At last, Privacy Shield is official
U.S. Secretary of Commerce Penny Pritzker and Věra Jourová, commissioner for Justice, Consumers and Gender Equality, announced Privacy Shield's approval in Brussels.
With a flourish of the pen, or more precisely a matter-of-fact briefing in Brussels Tuesday, the European Commission approved the EU-U.S. Privacy Shield pact that will provide the framework for the protection of data as it flows across the Atlantic from Europe to the U.S.
"We have approved the new EU-U.S. Privacy Shield today. It will protect the personal data of our people and provide clarity for businesses,” Andrus Ansip, Commission Vice-President for the Digital Single Market, said in a statement, giving the nod to the hard work put in by EU and U.S. negotiators and advisors to turn the pact around quickly after a European Court of Justice struck down its predecessor, Safe Harbor, last fall. “Data flows between our two continents are essential to our society and economy – we now have a robust framework ensuring these transfers take place in the best and safest conditions".
Věra Jourová, commissioner for Justice, Consumers and Gender Equality, hailed the Privacy Shield for its safeguards and for ensuring “legal certainty” for companies.
“It brings stronger data protection standards that are better enforced, safeguards on government access, and easier redress for individuals in case of complaints,” she said. “The new framework will restore the trust of consumers when their data is transferred across the Atlantic.”
The agreement, which had been criticized earlier this year, particularly by the Article 29 Working Group (WG29), and then reworked to strengthen privacy protections of EU citizens, offers “strong obligations on companies handling data,” as well as “clear safeguards and transparency obligations on U.S. government access [a particularly sticking point among critics],” the release said, noting it provides “effective protection of individual rights” and a mechanism for annual joint review.
The pact received a thumbs up from the 28 members of the EU Friday.
Once the framework is entered into the Federal Register, the U.S. Department of Commerce will begin to operate Privacy Shield and companies can began to certify for the framework beginning Aug. 1. “In parallel, “ the release said, the EC "will publish a short guide for citizens explaining the available remedies in case an individual considers that his personal data has been used without taking into account the data protection rules.”

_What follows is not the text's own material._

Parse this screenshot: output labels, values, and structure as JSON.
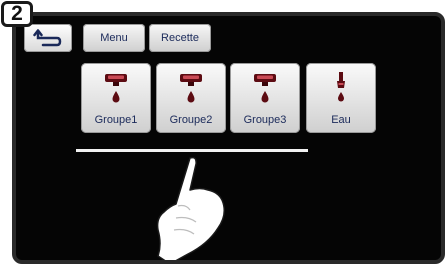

Commerce Department Secretary Penny Pritzer, who called the agreement "a milestone for privacy at a time when the sharing of data is driving growth in every sector, from advanced manufacturing to advertising," said she was "confident the Framework will withstand further scrutiny."
But privacy pros expect Privacy Shield to face judicial challenge. "I don't think it's the end of the story," Joseph G. Falcone, partner at the law firm of Herbert Smith Freehills New York LLP, told SCMagazine.com.